#### Required action:
Output the data as it stands. Each line must match exactly.

#### Interface dataset entries:
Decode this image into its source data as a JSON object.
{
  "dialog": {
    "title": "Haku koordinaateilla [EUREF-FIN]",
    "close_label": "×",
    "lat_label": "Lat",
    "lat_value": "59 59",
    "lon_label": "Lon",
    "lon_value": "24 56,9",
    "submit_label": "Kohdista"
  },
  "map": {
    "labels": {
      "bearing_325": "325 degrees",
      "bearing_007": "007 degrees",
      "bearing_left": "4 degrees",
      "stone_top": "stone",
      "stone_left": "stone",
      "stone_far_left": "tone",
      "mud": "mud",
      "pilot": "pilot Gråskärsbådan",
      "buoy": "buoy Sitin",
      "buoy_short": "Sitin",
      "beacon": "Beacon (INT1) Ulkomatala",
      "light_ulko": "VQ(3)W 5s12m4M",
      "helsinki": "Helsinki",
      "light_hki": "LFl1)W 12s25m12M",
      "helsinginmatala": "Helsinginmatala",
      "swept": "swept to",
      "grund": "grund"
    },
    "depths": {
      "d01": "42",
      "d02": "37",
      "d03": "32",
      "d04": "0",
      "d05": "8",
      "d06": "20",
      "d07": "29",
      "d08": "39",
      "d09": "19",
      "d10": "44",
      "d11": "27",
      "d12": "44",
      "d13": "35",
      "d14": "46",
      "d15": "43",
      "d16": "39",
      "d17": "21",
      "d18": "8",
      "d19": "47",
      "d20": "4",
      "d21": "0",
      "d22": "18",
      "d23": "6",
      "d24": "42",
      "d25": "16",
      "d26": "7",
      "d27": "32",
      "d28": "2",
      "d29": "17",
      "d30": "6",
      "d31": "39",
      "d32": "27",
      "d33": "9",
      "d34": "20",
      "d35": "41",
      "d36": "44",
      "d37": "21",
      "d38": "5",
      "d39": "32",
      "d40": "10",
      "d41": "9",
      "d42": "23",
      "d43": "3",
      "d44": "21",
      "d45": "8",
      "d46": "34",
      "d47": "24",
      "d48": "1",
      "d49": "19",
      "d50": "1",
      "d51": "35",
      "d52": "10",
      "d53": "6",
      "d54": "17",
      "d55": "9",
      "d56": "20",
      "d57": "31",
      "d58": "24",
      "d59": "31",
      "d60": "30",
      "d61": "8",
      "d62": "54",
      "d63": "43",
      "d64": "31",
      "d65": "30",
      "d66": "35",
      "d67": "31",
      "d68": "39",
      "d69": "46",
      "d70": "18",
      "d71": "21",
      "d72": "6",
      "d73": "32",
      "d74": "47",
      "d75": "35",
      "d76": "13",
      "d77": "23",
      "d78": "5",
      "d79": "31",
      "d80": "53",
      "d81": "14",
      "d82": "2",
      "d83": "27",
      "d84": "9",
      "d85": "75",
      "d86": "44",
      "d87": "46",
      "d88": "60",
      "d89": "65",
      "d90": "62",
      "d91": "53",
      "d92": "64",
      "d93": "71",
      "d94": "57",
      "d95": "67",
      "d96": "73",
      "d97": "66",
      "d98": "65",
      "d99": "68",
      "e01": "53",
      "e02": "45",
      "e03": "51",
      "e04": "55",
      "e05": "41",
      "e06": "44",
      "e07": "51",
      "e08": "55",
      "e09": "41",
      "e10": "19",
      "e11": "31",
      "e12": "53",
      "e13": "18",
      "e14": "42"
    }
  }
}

#### Solution:
Decode this image into its source data as a JSON object.
{
  "dialog": {
    "title": "Haku koordinaateilla [EUREF-FIN]",
    "close_label": "×",
    "lat_label": "Lat",
    "lat_value": "59 59",
    "lon_label": "Lon",
    "lon_value": "24 56,9",
    "submit_label": "Kohdista"
  },
  "map": {
    "labels": {
      "bearing_325": "325 degrees",
      "bearing_007": "007 degrees",
      "bearing_left": "4 degrees",
      "stone_top": "stone",
      "stone_left": "stone",
      "stone_far_left": "tone",
      "mud": "mud",
      "pilot": "pilot Gråskärsbådan",
      "buoy": "buoy Sitin",
      "buoy_short": "Sitin",
      "beacon": "Beacon (INT1) Ulkomatala",
      "light_ulko": "VQ(3)W 5s12m4M",
      "helsinki": "Helsinki",
      "light_hki": "LFl1)W 12s25m12M",
      "helsinginmatala": "Helsinginmatala",
      "swept": "swept to",
      "grund": "grund"
    },
    "depths": {
      "d01": "42",
      "d02": "37",
      "d03": "32",
      "d04": "0",
      "d05": "8",
      "d06": "20",
      "d07": "29",
      "d08": "39",
      "d09": "19",
      "d10": "44",
      "d11": "27",
      "d12": "44",
      "d13": "35",
      "d14": "46",
      "d15": "43",
      "d16": "39",
      "d17": "21",
      "d18": "8",
      "d19": "47",
      "d20": "4",
      "d21": "0",
      "d22": "18",
      "d23": "6",
      "d24": "42",
      "d25": "16",
      "d26": "7",
      "d27": "32",
      "d28": "2",
      "d29": "17",
      "d30": "6",
      "d31": "39",
      "d32": "27",
      "d33": "9",
      "d34": "20",
      "d35": "41",
      "d36": "44",
      "d37": "21",
      "d38": "5",
      "d39": "32",
      "d40": "10",
      "d41": "9",
      "d42": "23",
      "d43": "3",
      "d44": "21",
      "d45": "8",
      "d46": "34",
      "d47": "24",
      "d48": "1",
      "d49": "19",
      "d50": "1",
      "d51": "35",
      "d52": "10",
      "d53": "6",
      "d54": "17",
      "d55": "9",
      "d56": "20",
      "d57": "31",
      "d58": "24",
      "d59": "31",
      "d60": "30",
      "d61": "8",
      "d62": "54",
      "d63": "43",
      "d64": "31",
      "d65": "30",
      "d66": "35",
      "d67": "31",
      "d68": "39",
      "d69": "46",
      "d70": "18",
      "d71": "21",
      "d72": "6",
      "d73": "32",
      "d74": "47",
      "d75": "35",
      "d76": "13",
      "d77": "23",
      "d78": "5",
      "d79": "31",
      "d80": "53",
      "d81": "14",
      "d82": "2",
      "d83": "27",
      "d84": "9",
      "d85": "75",
      "d86": "44",
      "d87": "46",
      "d88": "60",
      "d89": "65",
      "d90": "62",
      "d91": "53",
      "d92": "64",
      "d93": "71",
      "d94": "57",
      "d95": "67",
      "d96": "73",
      "d97": "66",
      "d98": "65",
      "d99": "68",
      "e01": "53",
      "e02": "45",
      "e03": "51",
      "e04": "55",
      "e05": "41",
      "e06": "44",
      "e07": "51",
      "e08": "55",
      "e09": "41",
      "e10": "19",
      "e11": "31",
      "e12": "53",
      "e13": "18",
      "e14": "42"
    }
  }
}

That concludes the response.